Dataset rows for apps and sites
--- START ---
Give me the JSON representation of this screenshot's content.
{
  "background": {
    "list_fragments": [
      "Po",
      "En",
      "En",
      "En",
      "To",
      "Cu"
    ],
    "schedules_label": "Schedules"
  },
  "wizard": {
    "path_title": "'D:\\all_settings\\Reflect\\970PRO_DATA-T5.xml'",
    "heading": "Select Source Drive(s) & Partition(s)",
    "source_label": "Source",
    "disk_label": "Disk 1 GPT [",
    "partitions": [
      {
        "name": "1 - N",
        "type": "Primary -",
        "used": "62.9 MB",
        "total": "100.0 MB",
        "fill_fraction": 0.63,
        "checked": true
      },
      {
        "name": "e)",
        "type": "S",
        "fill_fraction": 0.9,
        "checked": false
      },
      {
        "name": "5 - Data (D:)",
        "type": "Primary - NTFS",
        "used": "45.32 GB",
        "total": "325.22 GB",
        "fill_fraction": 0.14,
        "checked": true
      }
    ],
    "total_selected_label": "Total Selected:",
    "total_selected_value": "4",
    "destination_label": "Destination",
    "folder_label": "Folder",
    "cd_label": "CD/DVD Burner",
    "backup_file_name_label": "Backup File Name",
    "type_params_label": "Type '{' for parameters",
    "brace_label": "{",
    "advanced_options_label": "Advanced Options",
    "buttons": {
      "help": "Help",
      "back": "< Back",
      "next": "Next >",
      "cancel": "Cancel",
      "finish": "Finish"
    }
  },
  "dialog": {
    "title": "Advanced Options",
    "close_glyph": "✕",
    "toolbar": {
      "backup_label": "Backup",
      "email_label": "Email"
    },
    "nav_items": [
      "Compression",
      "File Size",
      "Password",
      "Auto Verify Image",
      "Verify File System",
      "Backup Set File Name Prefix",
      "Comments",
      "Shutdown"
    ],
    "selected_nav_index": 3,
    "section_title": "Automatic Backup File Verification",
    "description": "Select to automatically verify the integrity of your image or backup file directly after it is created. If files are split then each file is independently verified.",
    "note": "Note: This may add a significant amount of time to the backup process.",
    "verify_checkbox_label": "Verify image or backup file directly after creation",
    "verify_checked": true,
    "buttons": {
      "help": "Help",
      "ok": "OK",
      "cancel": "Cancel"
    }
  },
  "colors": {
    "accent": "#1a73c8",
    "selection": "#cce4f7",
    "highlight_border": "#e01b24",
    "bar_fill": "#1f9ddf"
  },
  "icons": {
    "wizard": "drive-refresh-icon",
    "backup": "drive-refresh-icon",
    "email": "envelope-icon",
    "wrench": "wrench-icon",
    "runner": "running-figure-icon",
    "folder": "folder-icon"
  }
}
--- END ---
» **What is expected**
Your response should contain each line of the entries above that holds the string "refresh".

» **Task result**
    "wizard": "drive-refresh-icon",
    "backup": "drive-refresh-icon",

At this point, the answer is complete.